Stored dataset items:
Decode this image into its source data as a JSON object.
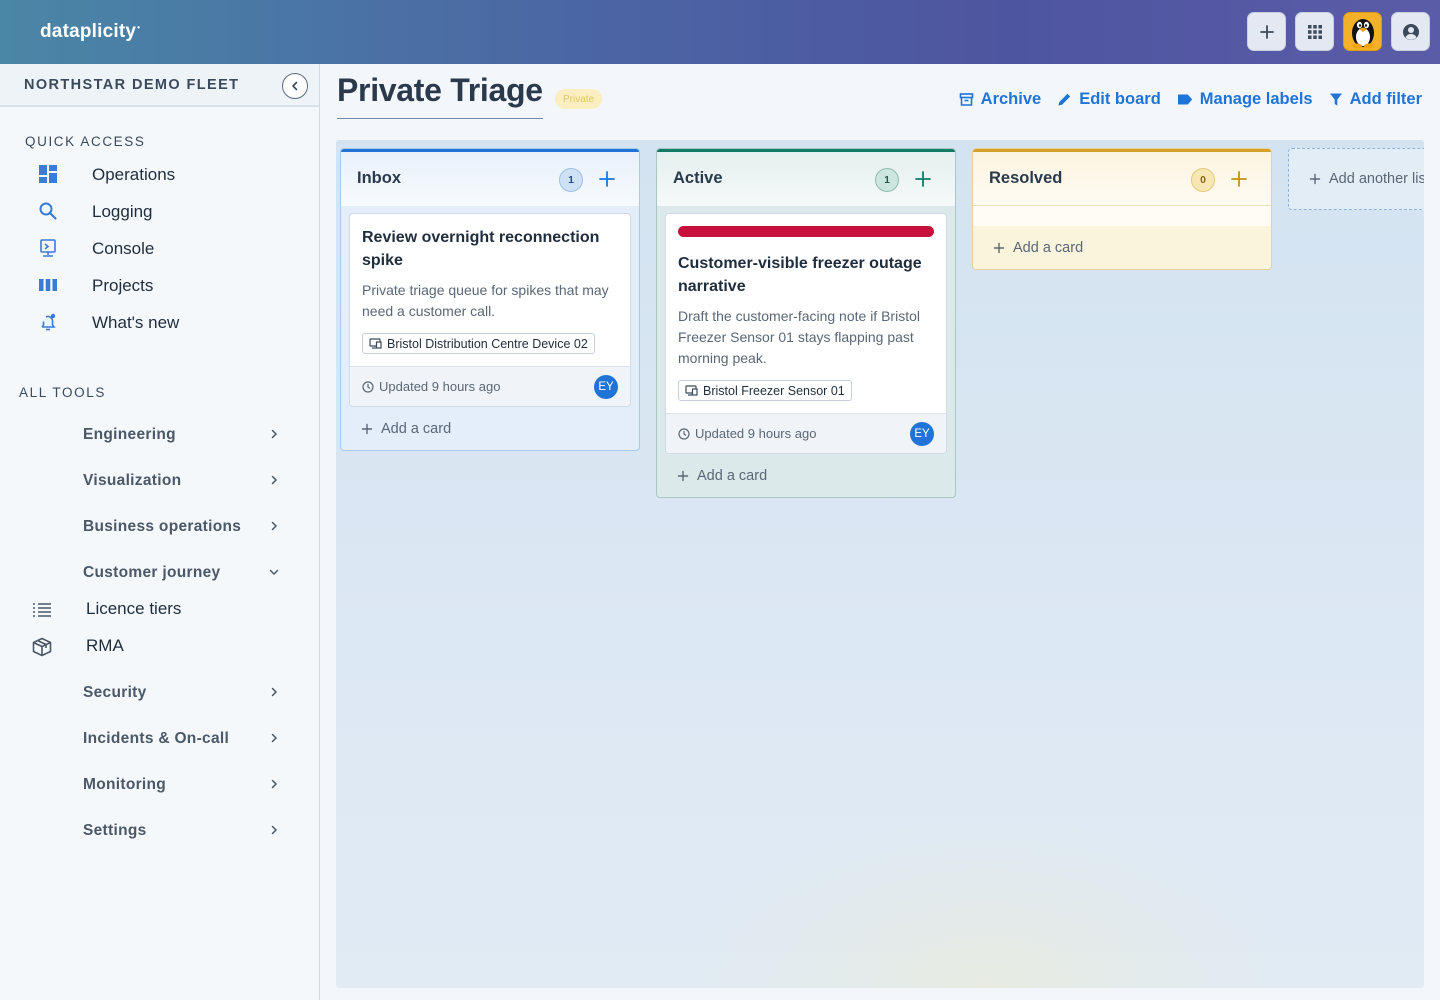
{
  "app": {
    "brand": "dataplicity",
    "brand_mark": "•"
  },
  "sidebar": {
    "fleet_name": "NORTHSTAR DEMO FLEET",
    "quick_access_heading": "QUICK ACCESS",
    "quick_access": [
      {
        "label": "Operations",
        "icon": "dashboard-icon"
      },
      {
        "label": "Logging",
        "icon": "search-icon"
      },
      {
        "label": "Console",
        "icon": "terminal-icon"
      },
      {
        "label": "Projects",
        "icon": "columns-icon"
      },
      {
        "label": "What's new",
        "icon": "bell-icon"
      }
    ],
    "all_tools_heading": "ALL TOOLS",
    "tools": [
      {
        "label": "Engineering"
      },
      {
        "label": "Visualization"
      },
      {
        "label": "Business operations"
      },
      {
        "label": "Customer journey"
      },
      {
        "label": "Security"
      },
      {
        "label": "Incidents & On-call"
      },
      {
        "label": "Monitoring"
      },
      {
        "label": "Settings"
      }
    ],
    "customer_journey_items": [
      {
        "label": "Licence tiers",
        "icon": "list-icon"
      },
      {
        "label": "RMA",
        "icon": "package-icon"
      }
    ]
  },
  "header": {
    "title": "Private Triage",
    "badge": "Private",
    "actions": {
      "archive": "Archive",
      "edit_board": "Edit board",
      "manage_labels": "Manage labels",
      "add_filter": "Add filter"
    }
  },
  "board": {
    "lists": [
      {
        "title": "Inbox",
        "count": "1",
        "accent": "#1f74d6",
        "cards": [
          {
            "title": "Review overnight reconnection spike",
            "description": "Private triage queue for spikes that may need a customer call.",
            "tag": "Bristol Distribution Centre Device 02",
            "updated": "Updated 9 hours ago",
            "avatar": "EY"
          }
        ],
        "add_card": "Add a card"
      },
      {
        "title": "Active",
        "count": "1",
        "accent": "#117a65",
        "cards": [
          {
            "label_color": "#c8103c",
            "title": "Customer-visible freezer outage narrative",
            "description": "Draft the customer-facing note if Bristol Freezer Sensor 01 stays flapping past morning peak.",
            "tag": "Bristol Freezer Sensor 01",
            "updated": "Updated 9 hours ago",
            "avatar": "EY"
          }
        ],
        "add_card": "Add a card"
      },
      {
        "title": "Resolved",
        "count": "0",
        "accent": "#d4a22a",
        "cards": [],
        "add_card": "Add a card"
      }
    ],
    "add_list": "Add another list"
  }
}
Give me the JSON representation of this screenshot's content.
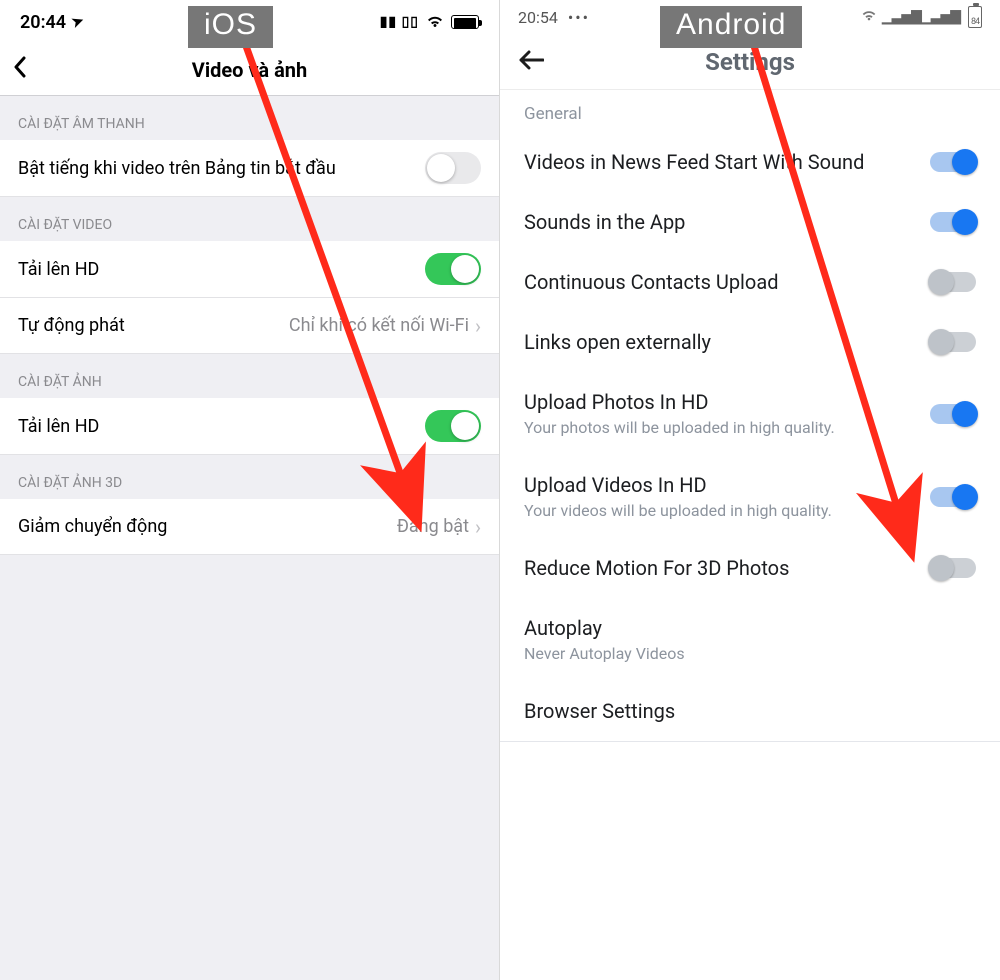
{
  "ios": {
    "badge": "iOS",
    "status": {
      "time": "20:44",
      "location_glyph": "➤"
    },
    "header": {
      "title": "Video và ảnh"
    },
    "sections": {
      "sound": {
        "title": "CÀI ĐẶT ÂM THANH",
        "row1": {
          "label": "Bật tiếng khi video trên Bảng tin bắt đầu",
          "on": false
        }
      },
      "video": {
        "title": "CÀI ĐẶT VIDEO",
        "row1": {
          "label": "Tải lên HD",
          "on": true
        },
        "row2": {
          "label": "Tự động phát",
          "detail": "Chỉ khi có kết nối Wi-Fi"
        }
      },
      "photo": {
        "title": "CÀI ĐẶT ẢNH",
        "row1": {
          "label": "Tải lên HD",
          "on": true
        }
      },
      "photo3d": {
        "title": "CÀI ĐẶT ẢNH 3D",
        "row1": {
          "label": "Giảm chuyển động",
          "detail": "Đang bật"
        }
      }
    }
  },
  "android": {
    "badge": "Android",
    "status": {
      "time": "20:54",
      "menu_glyph": "•••",
      "battery": "84"
    },
    "header": {
      "title": "Settings"
    },
    "general_label": "General",
    "rows": {
      "sound_feed": {
        "label": "Videos in News Feed Start With Sound",
        "on": true
      },
      "sounds_app": {
        "label": "Sounds in the App",
        "on": true
      },
      "contacts": {
        "label": "Continuous Contacts Upload",
        "on": false
      },
      "links": {
        "label": "Links open externally",
        "on": false
      },
      "photos_hd": {
        "label": "Upload Photos In HD",
        "sub": "Your photos will be uploaded in high quality.",
        "on": true
      },
      "videos_hd": {
        "label": "Upload Videos In HD",
        "sub": "Your videos will be uploaded in high quality.",
        "on": true
      },
      "reduce_motion": {
        "label": "Reduce Motion For 3D Photos",
        "on": false
      },
      "autoplay": {
        "label": "Autoplay",
        "sub": "Never Autoplay Videos"
      },
      "browser": {
        "label": "Browser Settings"
      }
    }
  }
}
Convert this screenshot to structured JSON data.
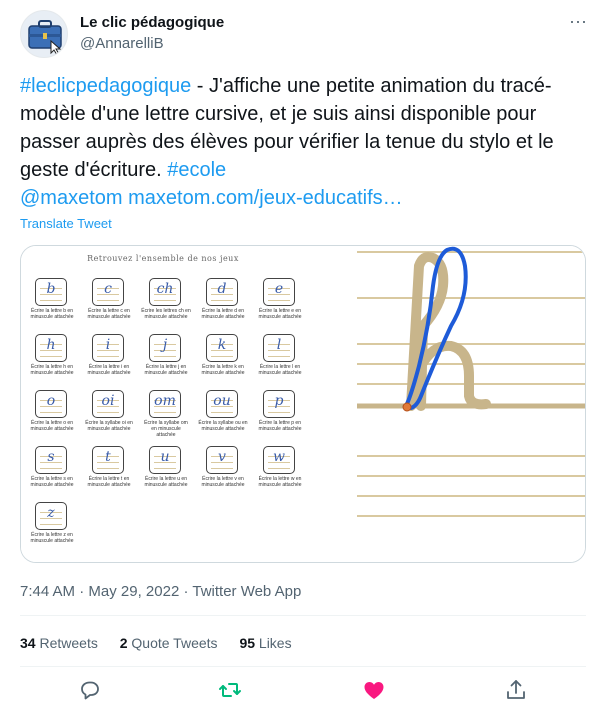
{
  "author": {
    "name": "Le clic pédagogique",
    "handle": "@AnnarelliB"
  },
  "more_icon": "more-horizontal-icon",
  "tweet": {
    "hashtag1": "#leclicpedagogique",
    "text1": " - J'affiche une petite animation du tracé-modèle d'une lettre cursive, et je suis ainsi disponible pour passer auprès des élèves pour vérifier la tenue du stylo et le geste d'écriture. ",
    "hashtag2": "#ecole",
    "mention": "@maxetom",
    "link": "maxetom.com/jeux-educatifs…"
  },
  "translate_label": "Translate Tweet",
  "media": {
    "grid_title": "Retrouvez l'ensemble de nos jeux",
    "tiles": [
      {
        "glyph": "b",
        "caption": "Écrire la lettre b en minuscule attachée"
      },
      {
        "glyph": "c",
        "caption": "Écrire la lettre c en minuscule attachée"
      },
      {
        "glyph": "ch",
        "caption": "Écrire les lettres ch en minuscule attachée"
      },
      {
        "glyph": "d",
        "caption": "Écrire la lettre d en minuscule attachée"
      },
      {
        "glyph": "e",
        "caption": "Écrire la lettre e en minuscule attachée"
      },
      {
        "glyph": "h",
        "caption": "Écrire la lettre h en minuscule attachée"
      },
      {
        "glyph": "i",
        "caption": "Écrire la lettre i en minuscule attachée"
      },
      {
        "glyph": "j",
        "caption": "Écrire la lettre j en minuscule attachée"
      },
      {
        "glyph": "k",
        "caption": "Écrire la lettre k en minuscule attachée"
      },
      {
        "glyph": "l",
        "caption": "Écrire la lettre l en minuscule attachée"
      },
      {
        "glyph": "o",
        "caption": "Écrire la lettre o en minuscule attachée"
      },
      {
        "glyph": "oi",
        "caption": "Écrire la syllabe oi en minuscule attachée"
      },
      {
        "glyph": "om",
        "caption": "Écrire la syllabe om en minuscule attachée"
      },
      {
        "glyph": "ou",
        "caption": "Écrire la syllabe ou en minuscule attachée"
      },
      {
        "glyph": "p",
        "caption": "Écrire la lettre p en minuscule attachée"
      },
      {
        "glyph": "s",
        "caption": "Écrire la lettre s en minuscule attachée"
      },
      {
        "glyph": "t",
        "caption": "Écrire la lettre t en minuscule attachée"
      },
      {
        "glyph": "u",
        "caption": "Écrire la lettre u en minuscule attachée"
      },
      {
        "glyph": "v",
        "caption": "Écrire la lettre v en minuscule attachée"
      },
      {
        "glyph": "w",
        "caption": "Écrire la lettre w en minuscule attachée"
      },
      {
        "glyph": "z",
        "caption": "Écrire la lettre z en minuscule attachée"
      }
    ],
    "big_letter": "h"
  },
  "meta": {
    "time": "7:44 AM",
    "sep": " · ",
    "date": "May 29, 2022",
    "client": "Twitter Web App"
  },
  "stats": {
    "retweets_count": "34",
    "retweets_label": "Retweets",
    "quotes_count": "2",
    "quotes_label": "Quote Tweets",
    "likes_count": "95",
    "likes_label": "Likes"
  },
  "actions": {
    "reply_icon": "reply-icon",
    "retweet_icon": "retweet-icon",
    "like_icon": "heart-icon",
    "share_icon": "share-icon",
    "retweet_color": "#00ba7c",
    "like_color": "#f91880"
  }
}
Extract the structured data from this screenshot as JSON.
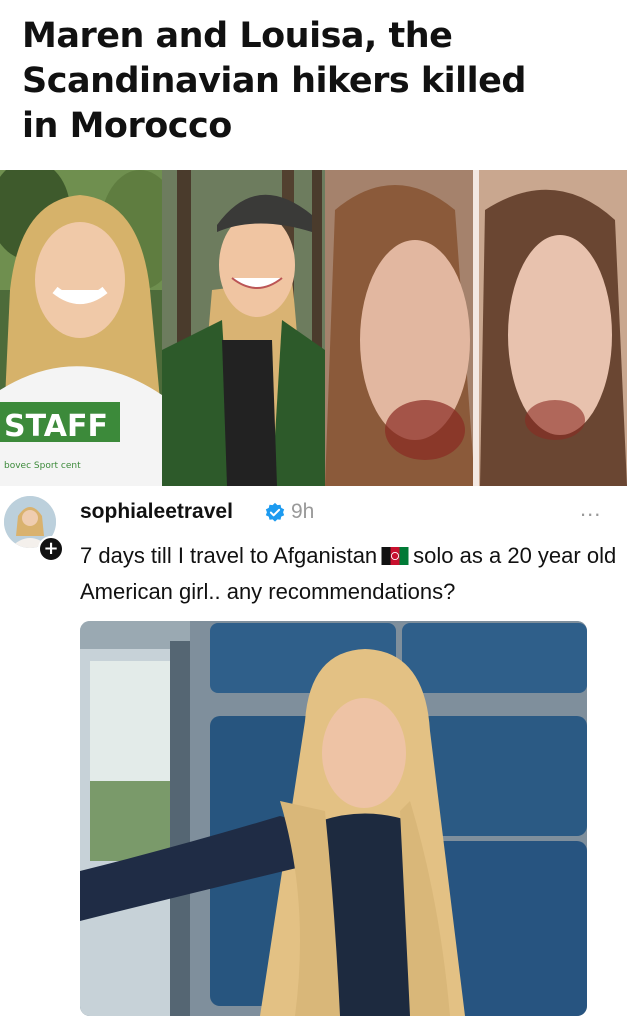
{
  "headline": {
    "line1": "Maren and Louisa, the",
    "line2": "Scandinavian hikers killed",
    "line3": "in Morocco"
  },
  "photos": {
    "shirt_text": "STAFF",
    "shirt_subtext": "bovec Sport cent"
  },
  "post": {
    "username": "sophialeetravel",
    "time": "9h",
    "more_label": "...",
    "text_part1": "7 days till I travel to Afganistan",
    "text_part2": "solo as a 20 year old American girl.. any recommendations?",
    "flag_icon": "afghanistan-flag-icon",
    "verified_icon": "verified-badge-icon",
    "verified_color": "#1d9bf0"
  }
}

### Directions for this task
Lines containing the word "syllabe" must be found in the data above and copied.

### Answer to the exercise
        "caption": "Écrire la syllabe oi en minuscule attachée"
        "caption": "Écrire la syllabe om en minuscule attachée"
        "caption": "Écrire la syllabe ou en minuscule attachée"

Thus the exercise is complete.